CY: I did?!
KF: Yes you did!
CY: I didn’t even know that!
KF: Four of the pieces were mine.
CY: Wow, I didn’t even realize. You’ll have to show me pictures of which ones were yours.
KF: I will!
CY: What’s your big dream for Moore in the future?
KF: Is no tuition an option? [laughter] I’m kidding.
CY: That would be my big dream for Moore! And you know how we get there?
CY: We’d have to raise enough money to make the endowment so large that we have the resources to provide tuition for every student. So that would mean we need major philanthropic input. That’s actually a beautiful goal.
KF: Honestly my goal for Moore in the future is just to be more accommodating to the students. I want it to be a very student-run school, so when everybody looks at Moore they don’t see another institution, they see a school where the students are comfortable and proud to thrive here, as opposed to feeling oppressed by an institution, which I think you would see at a major university.

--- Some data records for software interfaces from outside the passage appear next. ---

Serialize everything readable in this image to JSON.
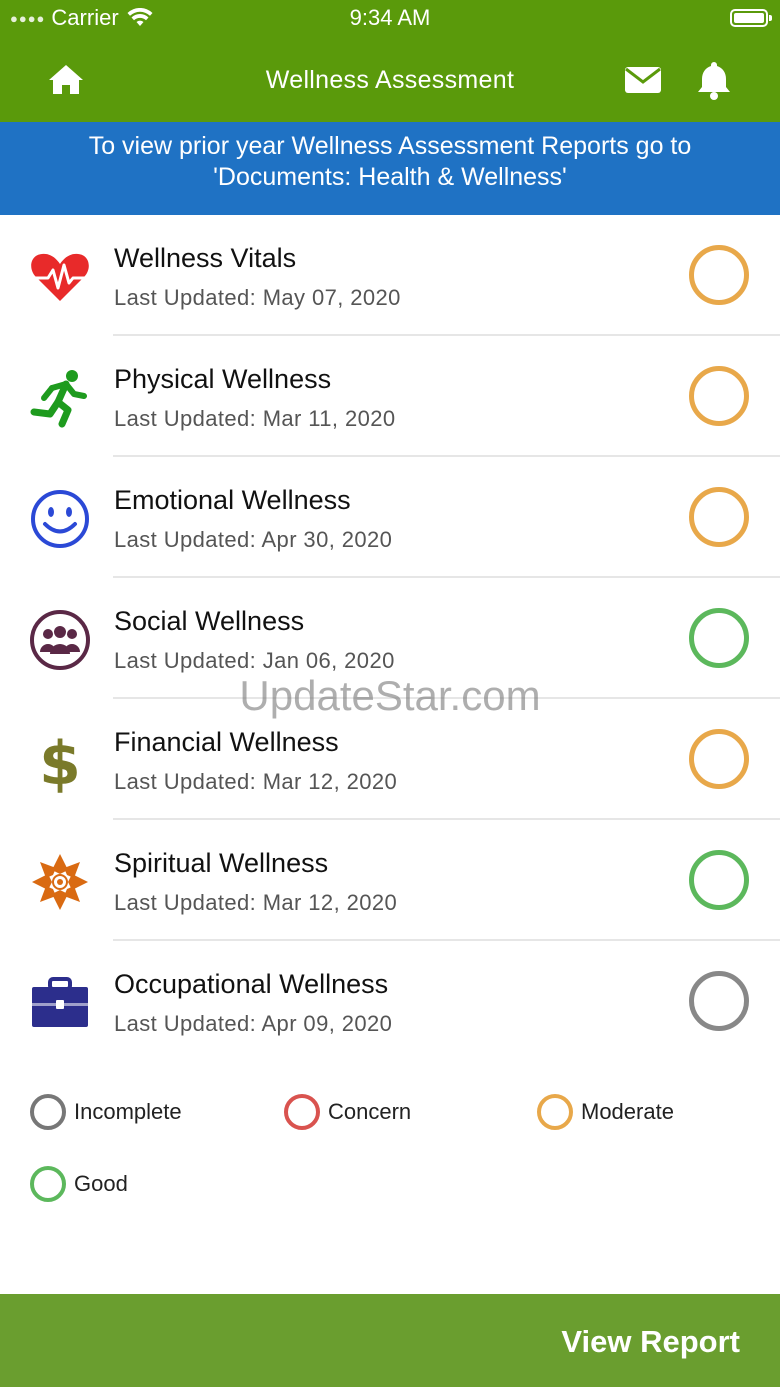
{
  "status_bar": {
    "carrier": "Carrier",
    "time": "9:34 AM"
  },
  "nav": {
    "title": "Wellness  Assessment"
  },
  "banner": {
    "line1": "To view prior year Wellness Assessment Reports go to",
    "line2": "'Documents: Health & Wellness'"
  },
  "assessments": [
    {
      "title": "Wellness Vitals",
      "updated": "Last Updated: May 07, 2020",
      "status": "Moderate",
      "status_color": "#e8a84a",
      "icon": "heart-pulse-icon",
      "icon_color": "#e82a2a"
    },
    {
      "title": "Physical Wellness",
      "updated": "Last Updated: Mar 11, 2020",
      "status": "Moderate",
      "status_color": "#e8a84a",
      "icon": "running-person-icon",
      "icon_color": "#1e9b1e"
    },
    {
      "title": "Emotional Wellness",
      "updated": "Last Updated: Apr 30, 2020",
      "status": "Moderate",
      "status_color": "#e8a84a",
      "icon": "smiley-face-icon",
      "icon_color": "#2b49d6"
    },
    {
      "title": "Social Wellness",
      "updated": "Last Updated: Jan 06, 2020",
      "status": "Good",
      "status_color": "#5cb85c",
      "icon": "people-group-icon",
      "icon_color": "#5a2846"
    },
    {
      "title": "Financial Wellness",
      "updated": "Last Updated: Mar 12, 2020",
      "status": "Moderate",
      "status_color": "#e8a84a",
      "icon": "dollar-sign-icon",
      "icon_color": "#7a7a2a"
    },
    {
      "title": "Spiritual Wellness",
      "updated": "Last Updated: Mar 12, 2020",
      "status": "Good",
      "status_color": "#5cb85c",
      "icon": "mandala-flower-icon",
      "icon_color": "#d96a12"
    },
    {
      "title": "Occupational Wellness",
      "updated": "Last Updated: Apr 09, 2020",
      "status": "Incomplete",
      "status_color": "#888888",
      "icon": "briefcase-icon",
      "icon_color": "#2c2e8c"
    }
  ],
  "legend": [
    {
      "label": "Incomplete",
      "color": "#777777"
    },
    {
      "label": "Concern",
      "color": "#d9534f"
    },
    {
      "label": "Moderate",
      "color": "#e8a84a"
    },
    {
      "label": "Good",
      "color": "#5cb85c"
    }
  ],
  "footer": {
    "button_label": "View Report"
  },
  "watermark": "UpdateStar.com",
  "colors": {
    "header_green": "#5a9a0b",
    "banner_blue": "#1f72c4",
    "footer_green": "#6a9e2f"
  }
}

CY: I think that is so true.
KF: I don’t want the focus to be constantly a stress about finances, I want it to be stress about midterms. [laughter] That’s a stress I can live with, not whether or not I can even attend.
CY: That’s a great dream.
What is your advice for future Moore students?
KF: If you don’t have confidence in yourself, gain it. [laughter] People are not here for no reason. There’s got to be something within you that wants it. Whether it be that degree, an evolution in your own work or a progress within yourself. Something in you has to want something out of this, or you’ll get nothing out of anything. That goes for any school, but my advice to a Moore student is take into account your own talent—don’t blow up your head too big! But believe in yourself and stay consistent. Make time for you mentally but definitely stay on it. Stay on your assignments because the last thing you want to do is go “that can wait” because it can never wait. It can never wait, not with these classes. This is an art school, not a university.
CY: Also, there’s no substitute for time in an artistic process.
KF: Not at all.
CY: You can’t just *snap*
KF: Yep and we do have homework so the same amount of time that you put into class is the same amount of time you have to put out of the class.
CY: What is your advice for me as the new president of Moore?
KF: I don’t know, you’re doing a really great job so far, everybody likes you.
CY: Aw thank you!
KF: Keep being the people person that you are. You’re so engaging and you’re always right there and ready to help and do something about something. That’s what people really love about you, so if you can stay consistent with that, I feel like we’ll really get the ball rolling on things. I feel like you’re a great asset and you’re really helping a lot of people, me included, so keep doing what you’re doing. When you hear there’s need, keep being a superhero.
CY: That’s very good advice Kia, thank you.
Kia Folston headshot by Megan O'Halloran ’25